____ Entries provided

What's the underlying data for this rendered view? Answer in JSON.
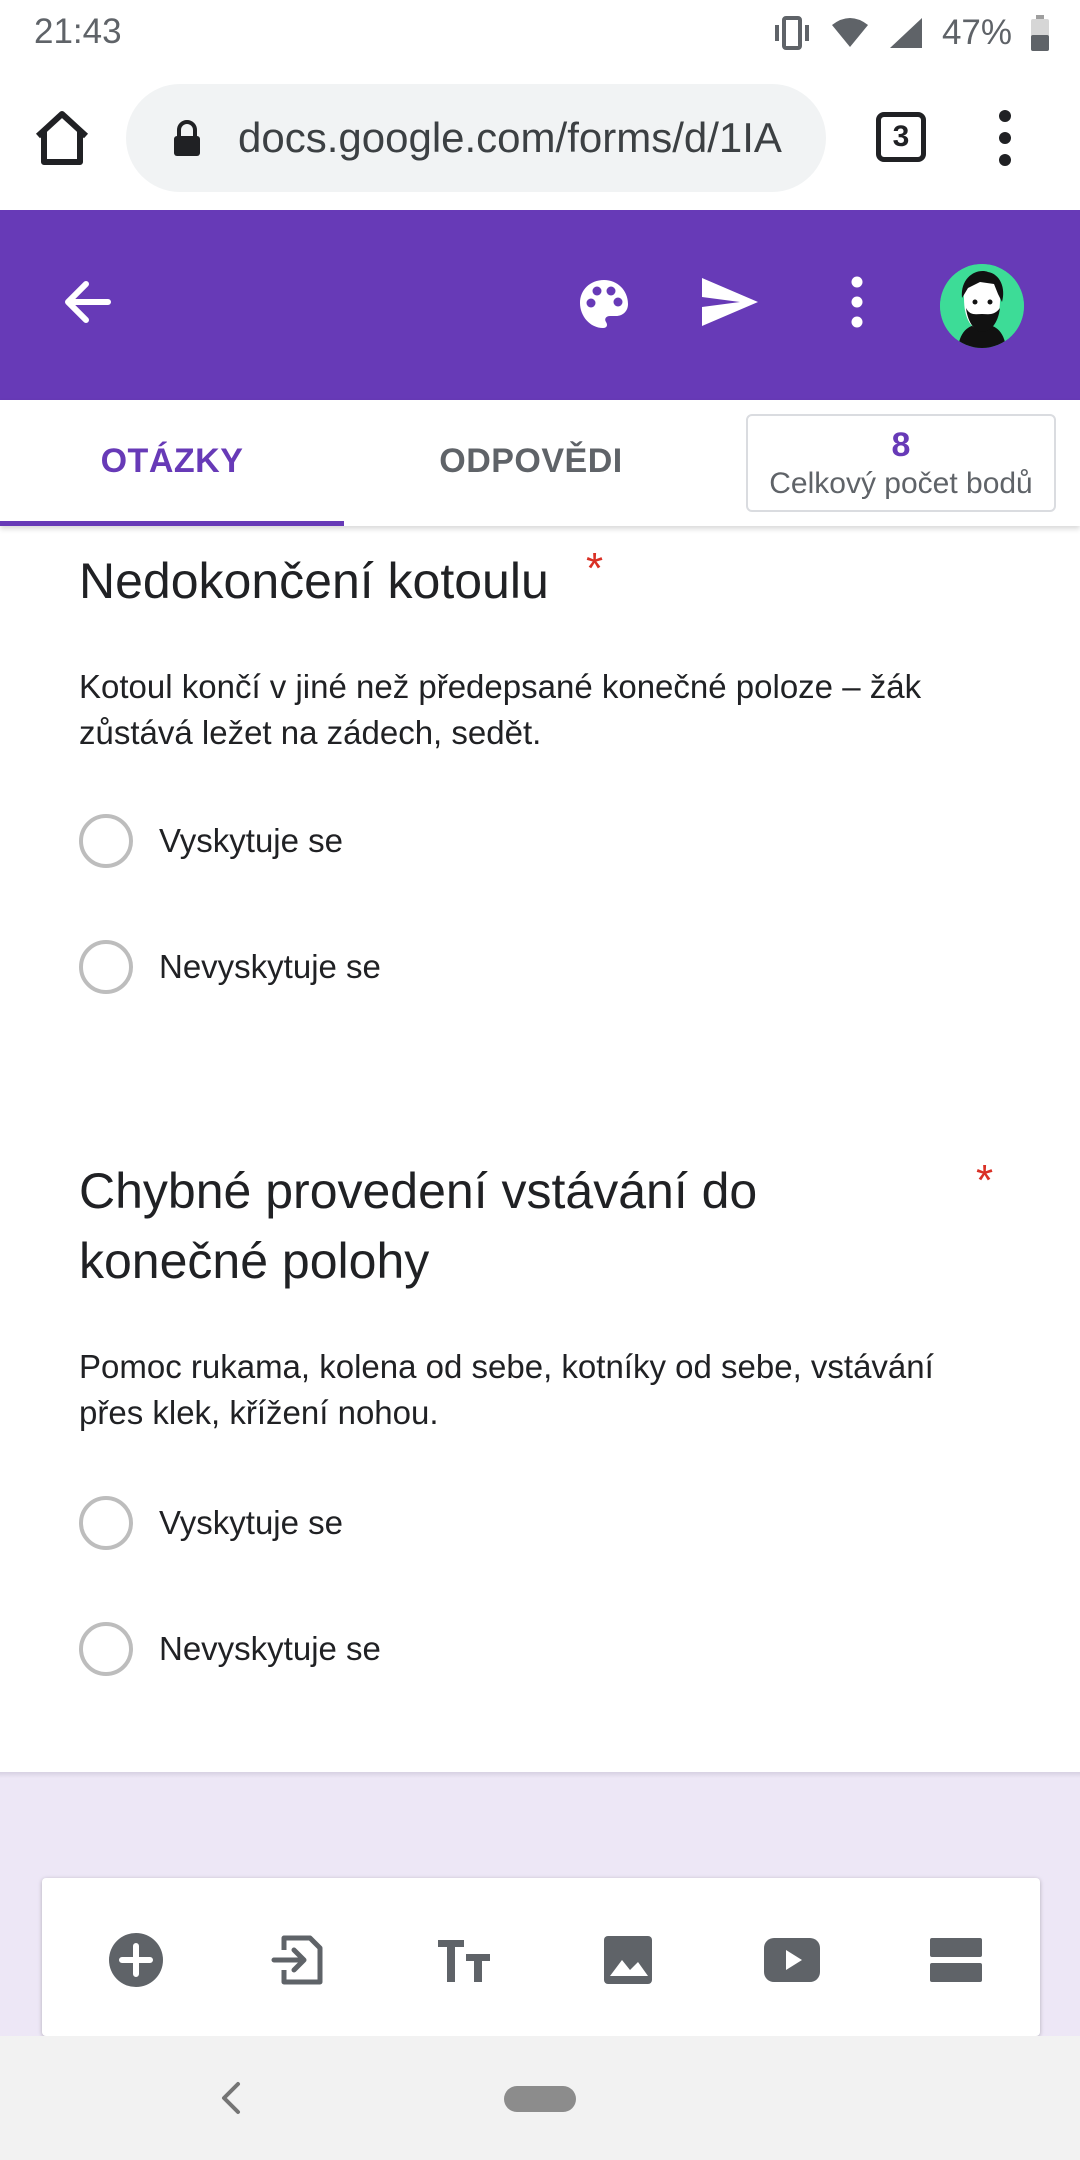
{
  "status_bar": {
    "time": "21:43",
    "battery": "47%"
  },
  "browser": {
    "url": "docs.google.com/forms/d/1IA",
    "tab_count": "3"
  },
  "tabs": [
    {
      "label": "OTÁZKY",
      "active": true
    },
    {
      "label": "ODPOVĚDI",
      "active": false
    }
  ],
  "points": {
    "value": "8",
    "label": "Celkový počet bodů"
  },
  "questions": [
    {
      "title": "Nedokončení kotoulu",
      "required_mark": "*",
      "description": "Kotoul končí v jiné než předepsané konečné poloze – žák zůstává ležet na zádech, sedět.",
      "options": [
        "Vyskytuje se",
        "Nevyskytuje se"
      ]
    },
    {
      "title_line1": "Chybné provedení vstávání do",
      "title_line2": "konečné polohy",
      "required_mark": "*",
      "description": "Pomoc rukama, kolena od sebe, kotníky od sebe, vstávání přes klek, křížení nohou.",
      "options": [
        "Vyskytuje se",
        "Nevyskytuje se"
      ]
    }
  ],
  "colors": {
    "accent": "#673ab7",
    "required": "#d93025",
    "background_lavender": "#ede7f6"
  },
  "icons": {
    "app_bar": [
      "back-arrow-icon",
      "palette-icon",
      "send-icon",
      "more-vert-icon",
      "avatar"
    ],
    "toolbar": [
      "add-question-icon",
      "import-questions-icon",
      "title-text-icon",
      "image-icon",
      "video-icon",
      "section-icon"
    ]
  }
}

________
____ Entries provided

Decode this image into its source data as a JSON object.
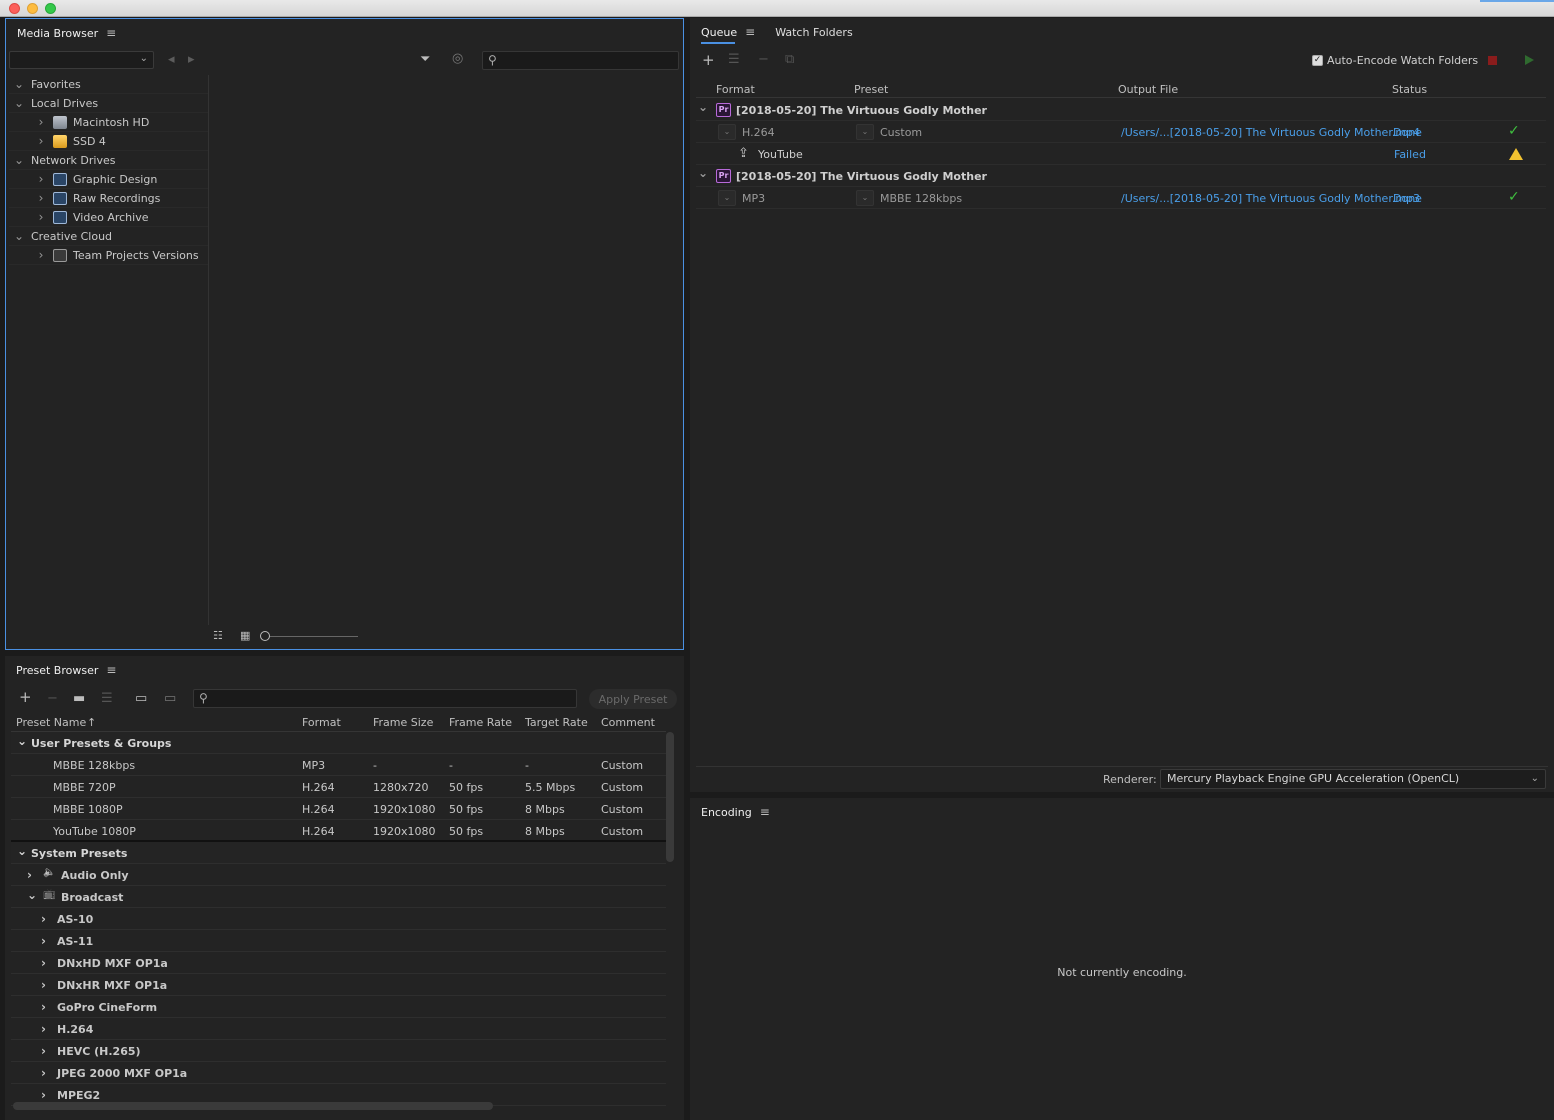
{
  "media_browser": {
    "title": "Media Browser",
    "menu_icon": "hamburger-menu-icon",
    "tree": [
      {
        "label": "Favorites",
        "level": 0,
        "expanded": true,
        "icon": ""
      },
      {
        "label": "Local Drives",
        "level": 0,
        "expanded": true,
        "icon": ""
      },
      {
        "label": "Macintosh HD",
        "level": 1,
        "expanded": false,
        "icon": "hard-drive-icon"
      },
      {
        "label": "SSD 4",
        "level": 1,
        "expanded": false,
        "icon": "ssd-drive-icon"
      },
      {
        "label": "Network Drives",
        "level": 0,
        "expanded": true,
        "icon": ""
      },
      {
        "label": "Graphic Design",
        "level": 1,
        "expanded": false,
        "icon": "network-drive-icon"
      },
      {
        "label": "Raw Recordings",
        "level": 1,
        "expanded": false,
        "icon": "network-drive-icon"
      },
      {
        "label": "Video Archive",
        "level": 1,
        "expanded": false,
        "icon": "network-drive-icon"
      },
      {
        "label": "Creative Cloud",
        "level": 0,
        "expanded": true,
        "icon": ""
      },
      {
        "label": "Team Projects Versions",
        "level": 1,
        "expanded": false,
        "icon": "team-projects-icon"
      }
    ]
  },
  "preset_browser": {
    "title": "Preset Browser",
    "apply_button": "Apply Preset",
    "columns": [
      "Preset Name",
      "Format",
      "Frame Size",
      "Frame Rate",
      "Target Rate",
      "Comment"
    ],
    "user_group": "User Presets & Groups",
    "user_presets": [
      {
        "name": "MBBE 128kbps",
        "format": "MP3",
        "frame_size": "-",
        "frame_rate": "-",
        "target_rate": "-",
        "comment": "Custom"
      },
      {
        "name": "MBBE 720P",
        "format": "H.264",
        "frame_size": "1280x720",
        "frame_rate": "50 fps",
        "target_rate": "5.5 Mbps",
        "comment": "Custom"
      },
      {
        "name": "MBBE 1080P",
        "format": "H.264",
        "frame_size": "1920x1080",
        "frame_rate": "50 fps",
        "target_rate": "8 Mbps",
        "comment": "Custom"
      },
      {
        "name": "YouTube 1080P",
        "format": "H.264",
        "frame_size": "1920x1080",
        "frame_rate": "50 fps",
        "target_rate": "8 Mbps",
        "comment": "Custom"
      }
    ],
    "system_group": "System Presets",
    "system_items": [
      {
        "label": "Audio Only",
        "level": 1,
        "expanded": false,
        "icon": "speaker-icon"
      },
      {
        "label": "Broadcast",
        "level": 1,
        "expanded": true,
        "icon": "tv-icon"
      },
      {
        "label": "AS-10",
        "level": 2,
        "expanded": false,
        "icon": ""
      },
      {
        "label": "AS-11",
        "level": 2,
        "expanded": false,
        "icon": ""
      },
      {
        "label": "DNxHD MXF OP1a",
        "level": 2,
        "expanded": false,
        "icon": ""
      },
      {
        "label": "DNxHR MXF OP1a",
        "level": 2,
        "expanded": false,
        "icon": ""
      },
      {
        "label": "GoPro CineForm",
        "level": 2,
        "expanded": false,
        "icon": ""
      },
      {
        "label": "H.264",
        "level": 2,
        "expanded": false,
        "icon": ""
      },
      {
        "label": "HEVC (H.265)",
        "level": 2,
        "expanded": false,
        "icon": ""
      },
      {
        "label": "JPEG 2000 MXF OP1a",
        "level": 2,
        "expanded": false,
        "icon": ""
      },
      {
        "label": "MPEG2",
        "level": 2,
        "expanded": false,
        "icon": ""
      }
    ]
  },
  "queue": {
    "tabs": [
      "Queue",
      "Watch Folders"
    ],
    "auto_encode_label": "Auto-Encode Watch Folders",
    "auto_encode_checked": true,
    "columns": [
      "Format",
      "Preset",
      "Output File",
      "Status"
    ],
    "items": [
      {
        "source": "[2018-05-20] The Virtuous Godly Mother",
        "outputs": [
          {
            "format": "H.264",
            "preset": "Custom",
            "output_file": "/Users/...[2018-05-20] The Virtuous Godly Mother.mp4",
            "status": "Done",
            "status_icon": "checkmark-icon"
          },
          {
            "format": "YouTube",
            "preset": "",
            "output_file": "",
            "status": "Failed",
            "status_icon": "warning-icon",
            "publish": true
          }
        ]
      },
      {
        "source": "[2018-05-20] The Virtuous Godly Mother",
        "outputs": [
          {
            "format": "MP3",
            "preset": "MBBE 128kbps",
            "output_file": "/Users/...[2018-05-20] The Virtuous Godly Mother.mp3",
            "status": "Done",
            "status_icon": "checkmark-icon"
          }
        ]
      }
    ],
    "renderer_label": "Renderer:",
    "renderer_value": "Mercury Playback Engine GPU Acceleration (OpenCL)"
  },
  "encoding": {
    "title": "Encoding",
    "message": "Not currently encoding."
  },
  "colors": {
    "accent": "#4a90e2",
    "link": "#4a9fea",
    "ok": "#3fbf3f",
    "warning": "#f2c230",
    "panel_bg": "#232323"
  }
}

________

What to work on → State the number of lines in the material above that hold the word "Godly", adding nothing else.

Answer → 4